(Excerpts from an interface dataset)
Content starts

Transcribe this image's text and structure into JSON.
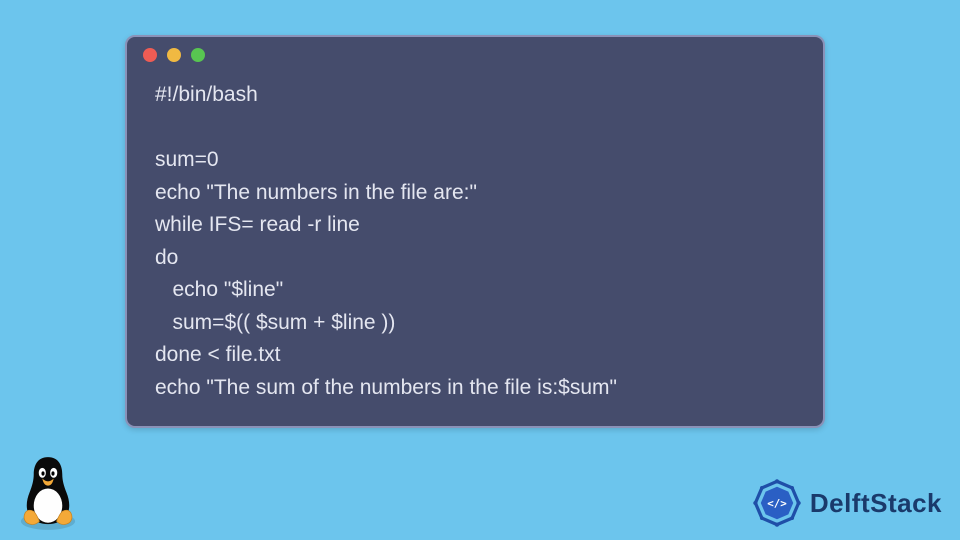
{
  "code": {
    "lines": [
      "#!/bin/bash",
      "",
      "sum=0",
      "echo \"The numbers in the file are:\"",
      "while IFS= read -r line",
      "do",
      "   echo \"$line\"",
      "   sum=$(( $sum + $line ))",
      "done < file.txt",
      "echo \"The sum of the numbers in the file is:$sum\""
    ]
  },
  "brand": {
    "name": "DelftStack"
  },
  "colors": {
    "bg": "#6cc5ed",
    "window": "#454c6c",
    "text": "#e4e6f0",
    "brand": "#1a3a6b"
  }
}
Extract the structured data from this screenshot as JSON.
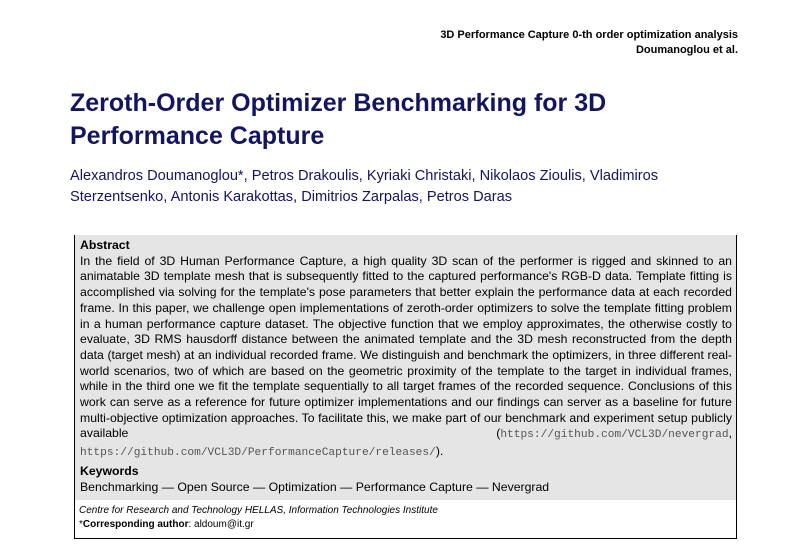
{
  "running_head": {
    "title": "3D Performance Capture 0-th order optimization analysis",
    "authors": "Doumanoglou et al."
  },
  "title": "Zeroth-Order Optimizer Benchmarking for 3D Performance Capture",
  "authors": "Alexandros Doumanoglou*, Petros Drakoulis, Kyriaki Christaki, Nikolaos Zioulis, Vladimiros Sterzentsenko, Antonis Karakottas, Dimitrios Zarpalas, Petros Daras",
  "abstract": {
    "heading": "Abstract",
    "text": "In the field of 3D Human Performance Capture, a high quality 3D scan of the performer is rigged and skinned to an animatable 3D template mesh that is subsequently fitted to the captured performance's RGB-D data. Template fitting is accomplished via solving for the template's pose parameters that better explain the performance data at each recorded frame. In this paper, we challenge open implementations of zeroth-order optimizers to solve the template fitting problem in a human performance capture dataset. The objective function that we employ approximates, the otherwise costly to evaluate, 3D RMS hausdorff distance between the animated template and the 3D mesh reconstructed from the depth data (target mesh) at an individual recorded frame. We distinguish and benchmark the optimizers, in three different real-world scenarios, two of which are based on the geometric proximity of the template to the target in individual frames, while in the third one we fit the template sequentially to all target frames of the recorded sequence. Conclusions of this work can serve as a reference for future optimizer implementations and our findings can server as a baseline for future multi-objective optimization approaches. To facilitate this, we make part of our benchmark and experiment setup publicly available (",
    "link1": "https://github.com/VCL3D/nevergrad",
    "sep": ", ",
    "link2": "https://github.com/VCL3D/PerformanceCapture/releases/",
    "end": ")."
  },
  "keywords": {
    "heading": "Keywords",
    "text": "Benchmarking — Open Source — Optimization — Performance Capture — Nevergrad"
  },
  "footer": {
    "affiliation": "Centre for Research and Technology HELLAS, Information Technologies Institute",
    "corresponding_prefix": "*",
    "corresponding_label": "Corresponding author",
    "corresponding_text": ": aldoum@it.gr"
  }
}
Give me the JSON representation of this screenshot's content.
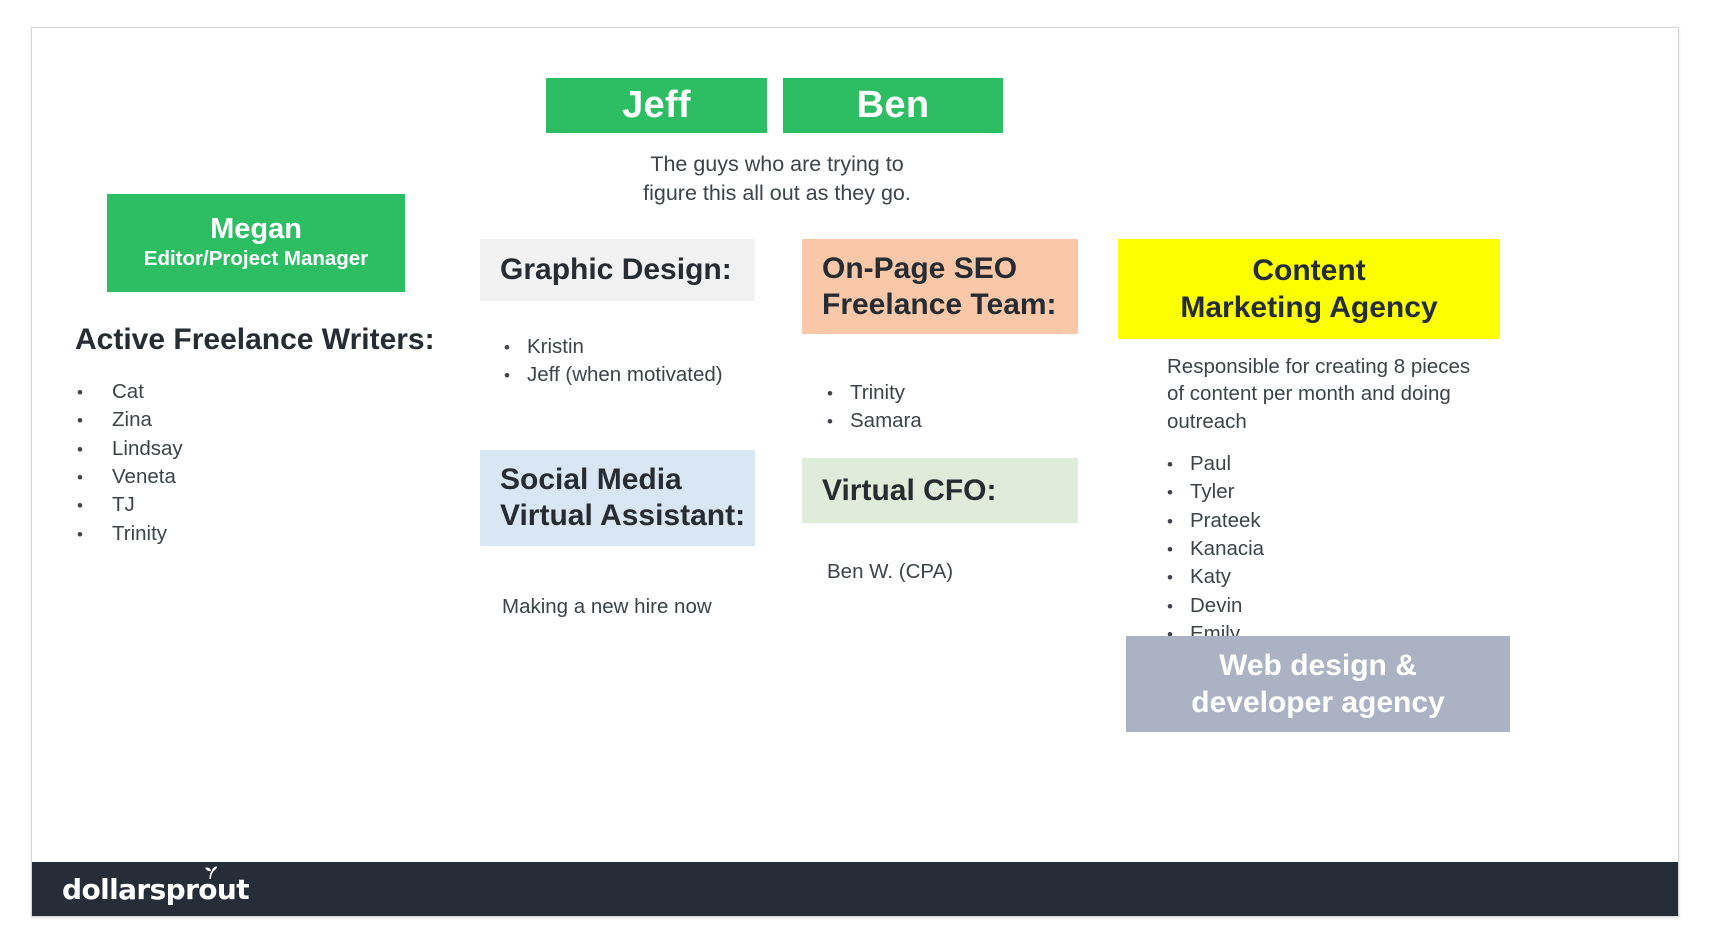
{
  "slide": {
    "leaders": [
      {
        "name": "Jeff"
      },
      {
        "name": "Ben"
      }
    ],
    "leaders_caption": "The guys who are trying to\nfigure this all out as they go.",
    "megan": {
      "name": "Megan",
      "role": "Editor/Project Manager"
    },
    "writers": {
      "heading": "Active Freelance Writers:",
      "names": [
        "Cat",
        "Zina",
        "Lindsay",
        "Veneta",
        "TJ",
        "Trinity"
      ]
    },
    "graphic_design": {
      "heading": "Graphic Design:",
      "names": [
        "Kristin",
        "Jeff (when motivated)"
      ]
    },
    "social_media": {
      "heading": "Social Media\nVirtual Assistant:",
      "note": "Making a new hire now"
    },
    "seo": {
      "heading": "On-Page SEO\nFreelance Team:",
      "names": [
        "Trinity",
        "Samara"
      ]
    },
    "virtual_cfo": {
      "heading": "Virtual CFO:",
      "note": "Ben W. (CPA)"
    },
    "content_agency": {
      "heading": "Content\nMarketing Agency",
      "note": "Responsible for creating 8 pieces\nof content per month and doing\noutreach",
      "names": [
        "Paul",
        "Tyler",
        "Prateek",
        "Kanacia",
        "Katy",
        "Devin",
        "Emily"
      ]
    },
    "web_agency": {
      "heading": "Web design &\ndeveloper agency"
    },
    "footer": {
      "brand": "dollarsprout"
    },
    "colors": {
      "green": "#2dbd63",
      "yellow": "#fbff00",
      "peach": "#f8c8a9",
      "light_blue": "#d9e7f5",
      "light_green": "#dfecd9",
      "light_grey": "#f2f2f2",
      "slate": "#aab2c4",
      "footer": "#262c38"
    }
  }
}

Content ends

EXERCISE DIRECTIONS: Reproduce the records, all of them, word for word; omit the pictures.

TASK RESPONSE:
Transcribe this image's text and structure into JSON.
{
  "code": {
    "lines": [
      "#!/bin/bash",
      "",
      "sum=0",
      "echo \"The numbers in the file are:\"",
      "while IFS= read -r line",
      "do",
      "   echo \"$line\"",
      "   sum=$(( $sum + $line ))",
      "done < file.txt",
      "echo \"The sum of the numbers in the file is:$sum\""
    ]
  },
  "brand": {
    "name": "DelftStack"
  },
  "colors": {
    "bg": "#6cc5ed",
    "window": "#454c6c",
    "text": "#e4e6f0",
    "brand": "#1a3a6b"
  }
}
Extract the structured data from this screenshot as JSON.
{
  "running_head": {
    "title": "3D Performance Capture 0-th order optimization analysis",
    "authors": "Doumanoglou et al."
  },
  "title": "Zeroth-Order Optimizer Benchmarking for 3D Performance Capture",
  "authors": "Alexandros Doumanoglou*, Petros Drakoulis, Kyriaki Christaki, Nikolaos Zioulis, Vladimiros Sterzentsenko, Antonis Karakottas, Dimitrios Zarpalas, Petros Daras",
  "abstract": {
    "heading": "Abstract",
    "text": "In the field of 3D Human Performance Capture, a high quality 3D scan of the performer is rigged and skinned to an animatable 3D template mesh that is subsequently fitted to the captured performance's RGB-D data. Template fitting is accomplished via solving for the template's pose parameters that better explain the performance data at each recorded frame. In this paper, we challenge open implementations of zeroth-order optimizers to solve the template fitting problem in a human performance capture dataset. The objective function that we employ approximates, the otherwise costly to evaluate, 3D RMS hausdorff distance between the animated template and the 3D mesh reconstructed from the depth data (target mesh) at an individual recorded frame. We distinguish and benchmark the optimizers, in three different real-world scenarios, two of which are based on the geometric proximity of the template to the target in individual frames, while in the third one we fit the template sequentially to all target frames of the recorded sequence. Conclusions of this work can serve as a reference for future optimizer implementations and our findings can server as a baseline for future multi-objective optimization approaches. To facilitate this, we make part of our benchmark and experiment setup publicly available (",
    "link1": "https://github.com/VCL3D/nevergrad",
    "sep": ", ",
    "link2": "https://github.com/VCL3D/PerformanceCapture/releases/",
    "end": ")."
  },
  "keywords": {
    "heading": "Keywords",
    "text": "Benchmarking — Open Source — Optimization — Performance Capture — Nevergrad"
  },
  "footer": {
    "affiliation": "Centre for Research and Technology HELLAS, Information Technologies Institute",
    "corresponding_prefix": "*",
    "corresponding_label": "Corresponding author",
    "corresponding_text": ": aldoum@it.gr"
  }
}
Give me the JSON representation of this screenshot's content.
{
  "slide": {
    "leaders": [
      {
        "name": "Jeff"
      },
      {
        "name": "Ben"
      }
    ],
    "leaders_caption": "The guys who are trying to\nfigure this all out as they go.",
    "megan": {
      "name": "Megan",
      "role": "Editor/Project Manager"
    },
    "writers": {
      "heading": "Active Freelance Writers:",
      "names": [
        "Cat",
        "Zina",
        "Lindsay",
        "Veneta",
        "TJ",
        "Trinity"
      ]
    },
    "graphic_design": {
      "heading": "Graphic Design:",
      "names": [
        "Kristin",
        "Jeff (when motivated)"
      ]
    },
    "social_media": {
      "heading": "Social Media\nVirtual Assistant:",
      "note": "Making a new hire now"
    },
    "seo": {
      "heading": "On-Page SEO\nFreelance Team:",
      "names": [
        "Trinity",
        "Samara"
      ]
    },
    "virtual_cfo": {
      "heading": "Virtual CFO:",
      "note": "Ben W. (CPA)"
    },
    "content_agency": {
      "heading": "Content\nMarketing Agency",
      "note": "Responsible for creating 8 pieces\nof content per month and doing\noutreach",
      "names": [
        "Paul",
        "Tyler",
        "Prateek",
        "Kanacia",
        "Katy",
        "Devin",
        "Emily"
      ]
    },
    "web_agency": {
      "heading": "Web design &\ndeveloper agency"
    },
    "footer": {
      "brand": "dollarsprout"
    },
    "colors": {
      "green": "#2dbd63",
      "yellow": "#fbff00",
      "peach": "#f8c8a9",
      "light_blue": "#d9e7f5",
      "light_green": "#dfecd9",
      "light_grey": "#f2f2f2",
      "slate": "#aab2c4",
      "footer": "#262c38"
    }
  }
}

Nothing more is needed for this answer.